The mayor is survived by her husband of 54 years, Leon McCowan, two sons and three grandchildren.
Rep. Carl Sherman, a former two-term DeSoto mayor, called McCowan “the most gracious mayor we’ve ever had,” saying that unlike many leaders “she was able to diplomatically bring both sides of the city together. There was an elegance and an eloquence about her.”
Dallas County Commissioner John Wiley Price called McCowan a selfless leader, pointing out her years of service to the community.
“She devoted a lot of her time and service to the public,” he told Texas Metro News on Wednesday night.
In a Facebook post late Wednesday, the DeSoto High School band sent condolences to the McCowan family.

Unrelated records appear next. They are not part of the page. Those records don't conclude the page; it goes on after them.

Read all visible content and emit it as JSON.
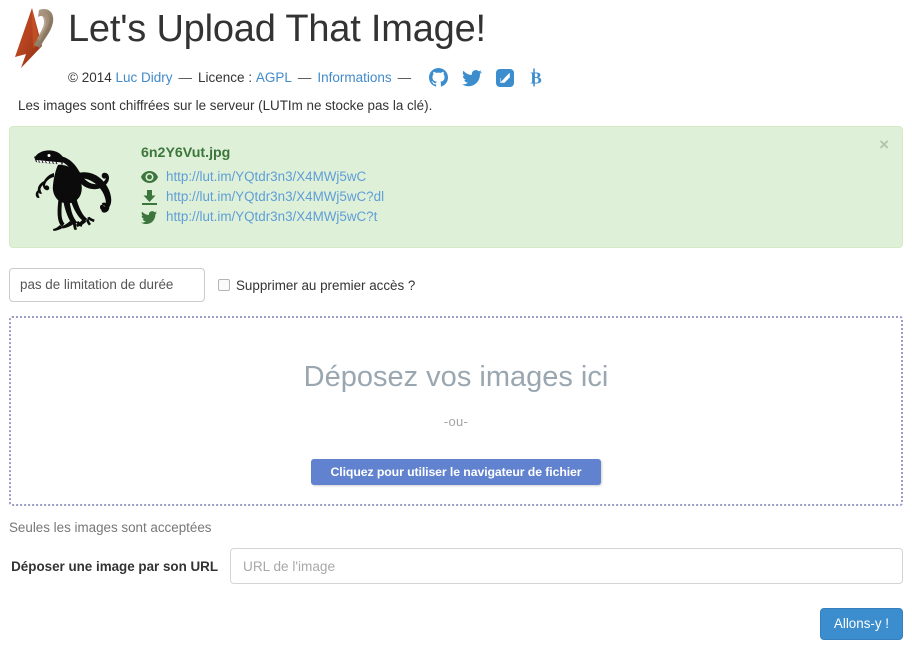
{
  "header": {
    "title": "Let's Upload That Image!",
    "logo_icon": "lutim-hat-logo",
    "copyright": "© 2014",
    "author_link": "Luc Didry",
    "separator": "—",
    "licence_label": "Licence :",
    "licence_link": "AGPL",
    "info_link": "Informations",
    "social": [
      {
        "name": "github-icon",
        "label": "GitHub"
      },
      {
        "name": "twitter-icon",
        "label": "Twitter"
      },
      {
        "name": "flattr-icon",
        "label": "Flattr"
      },
      {
        "name": "bitcoin-icon",
        "label": "Bitcoin"
      }
    ]
  },
  "notice": "Les images sont chiffrées sur le serveur (LUTIm ne stocke pas la clé).",
  "uploaded": {
    "thumbnail_icon": "raptor-dinosaur-thumbnail",
    "filename": "6n2Y6Vut.jpg",
    "close_label": "×",
    "links": [
      {
        "icon": "eye-icon",
        "url": "http://lut.im/YQtdr3n3/X4MWj5wC"
      },
      {
        "icon": "download-icon",
        "url": "http://lut.im/YQtdr3n3/X4MWj5wC?dl"
      },
      {
        "icon": "twitter-bird-icon",
        "url": "http://lut.im/YQtdr3n3/X4MWj5wC?t"
      }
    ]
  },
  "options": {
    "delay_selected": "pas de limitation de durée",
    "delay_options": [
      "pas de limitation de durée"
    ],
    "first_view_checkbox_label": "Supprimer au premier accès ?",
    "first_view_checked": false
  },
  "dropzone": {
    "title": "Déposez vos images ici",
    "or": "-ou-",
    "browse_button": "Cliquez pour utiliser le navigateur de fichier"
  },
  "accepted_note": "Seules les images sont acceptées",
  "url_form": {
    "label": "Déposer une image par son URL",
    "placeholder": "URL de l'image",
    "value": ""
  },
  "submit": {
    "label": "Allons-y !"
  },
  "colors": {
    "link": "#428bca",
    "social_icon": "#3c8dcd",
    "success_bg": "#dff0d8",
    "success_border": "#d6e9c6",
    "success_text": "#3c763d",
    "dropzone_border": "#9a9ec4",
    "dropzone_title": "#9aa7b0",
    "primary_button": "#6182cf",
    "submit_button": "#3c8dcd"
  }
}
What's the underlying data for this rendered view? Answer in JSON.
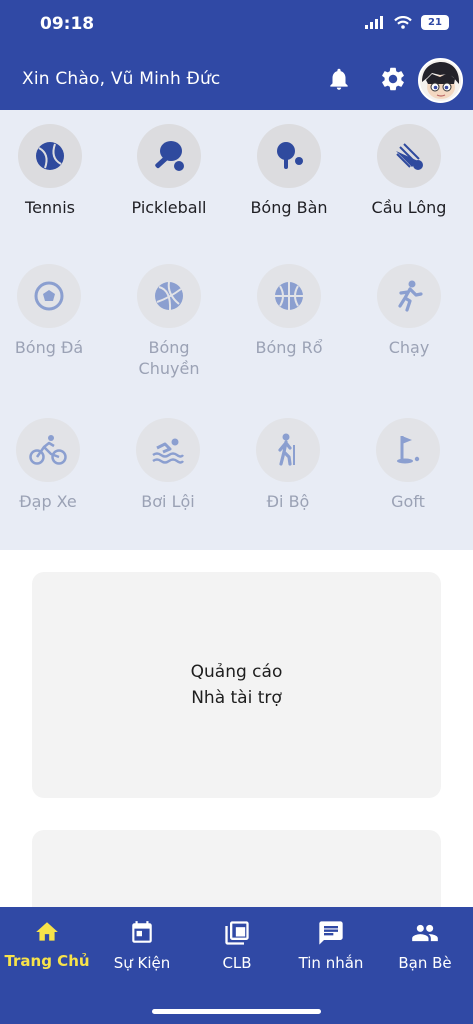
{
  "status": {
    "time": "09:18",
    "battery": "21"
  },
  "header": {
    "greeting": "Xin Chào, Vũ Minh Đức",
    "icons": [
      "bell-icon",
      "gear-icon",
      "avatar"
    ]
  },
  "sports": [
    {
      "label": "Tennis",
      "icon": "tennis-ball-icon",
      "active": true
    },
    {
      "label": "Pickleball",
      "icon": "paddle-ball-icon",
      "active": true
    },
    {
      "label": "Bóng Bàn",
      "icon": "ping-pong-icon",
      "active": true
    },
    {
      "label": "Cầu Lông",
      "icon": "shuttlecock-icon",
      "active": true
    },
    {
      "label": "Bóng Đá",
      "icon": "soccer-ball-icon",
      "active": false
    },
    {
      "label": "Bóng\nChuyền",
      "icon": "volleyball-icon",
      "active": false
    },
    {
      "label": "Bóng Rổ",
      "icon": "basketball-icon",
      "active": false
    },
    {
      "label": "Chạy",
      "icon": "running-icon",
      "active": false
    },
    {
      "label": "Đạp Xe",
      "icon": "bicycle-icon",
      "active": false
    },
    {
      "label": "Bơi Lội",
      "icon": "swimming-icon",
      "active": false
    },
    {
      "label": "Đi Bộ",
      "icon": "hiking-icon",
      "active": false
    },
    {
      "label": "Goft",
      "icon": "golf-flag-icon",
      "active": false
    }
  ],
  "ad": {
    "line1": "Quảng cáo",
    "line2": "Nhà tài trợ"
  },
  "tabs": [
    {
      "label": "Trang Chủ",
      "icon": "home-icon",
      "active": true
    },
    {
      "label": "Sự Kiện",
      "icon": "calendar-icon",
      "active": false
    },
    {
      "label": "CLB",
      "icon": "layers-icon",
      "active": false
    },
    {
      "label": "Tin nhắn",
      "icon": "chat-icon",
      "active": false
    },
    {
      "label": "Bạn Bè",
      "icon": "people-icon",
      "active": false
    }
  ],
  "colors": {
    "primary": "#3049a5",
    "active_tab": "#f7e34a",
    "sports_bg": "#e8ecf5",
    "icon_blue": "#2f4a9e"
  }
}
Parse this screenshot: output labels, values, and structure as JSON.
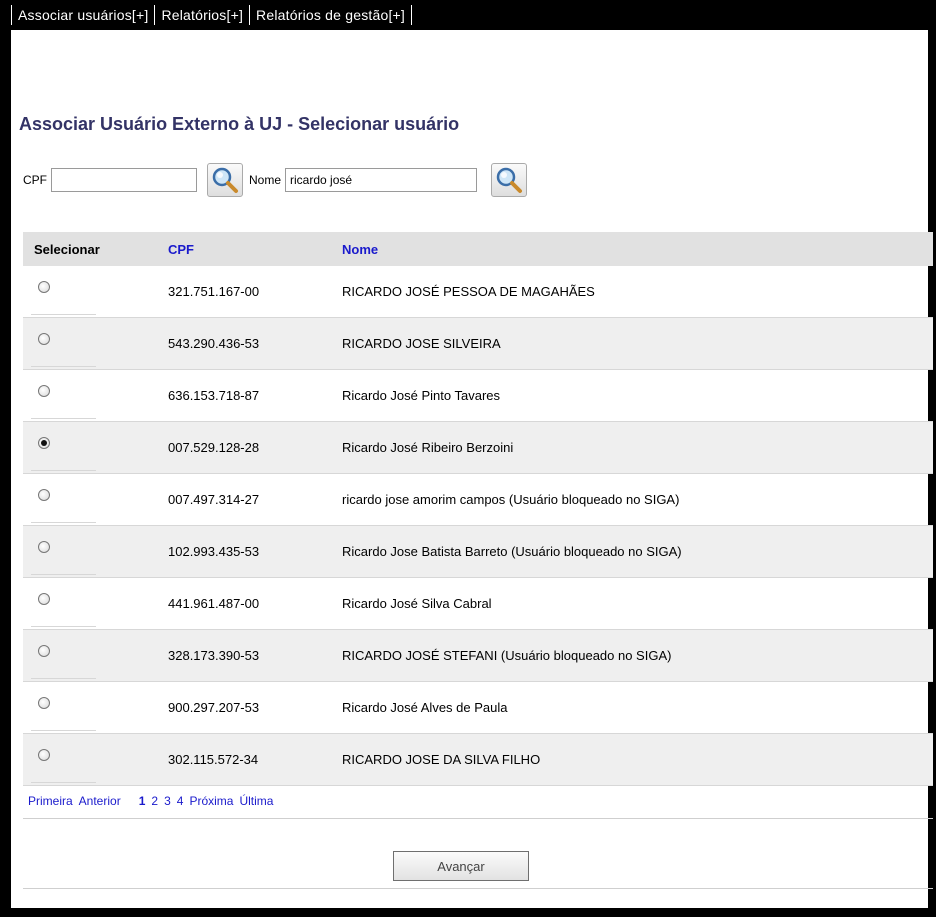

“We will forever appreciate the support and kind words from Mayor McCowan, as she truly loved the DeSoto Eagle Band,” the post read. “She was one of the first individuals to sing our praises when we achieved national recognition and she has always encouraged us to strive for greater and higher heights.”
The DeSoto community had adopted the hashtag #McCowanStrong to show their support for the mayor after her diagnosis.
Dallas leaders also expressed condolences and remembered McCowan’s service.
“This is unbelievably sad news,” Dallas Mayor Eric Johnson tweeted. “On behalf of my family and the @CityOfDallas, I offer our sincerest condolences to the family of Mayor McCowan and the entire city of @desototx.”
“Personally, and on behalf of the 2.7 million residents of @DallasCountyTx, I thank the mayor for her service and to her family for sharing a gifted leader with us,” Dallas County Judge Clay Jenkins said in a tweet Wednesday night.
Godspeed to a great person and mayor, @desototx Curtistene Smith McGowan. Personally, and on behalf of the 2.7 million residents of @DallasCountyTx , I thank the mayor for her service and to her family for sharing a gifted leader with us.🙏 https://t.co/uHO3nlMxeH
— Clay Jenkins (@JudgeClayJ) October 29, 2020
The city of DeSoto said services will be at the Kirkwood Temple CME Church at 1440 Sunny Glen Drive in Dallas, where the mayor was a longtime member and chairwoman of the board. A date has not been announced.
Staff writer Marc Ramirez contributed to this report, as did Texas Metro News — the latter as part of a collaborative partnership with The Dallas Morning News that seeks to boost coverage of communities of color, particularly in southern Dallas.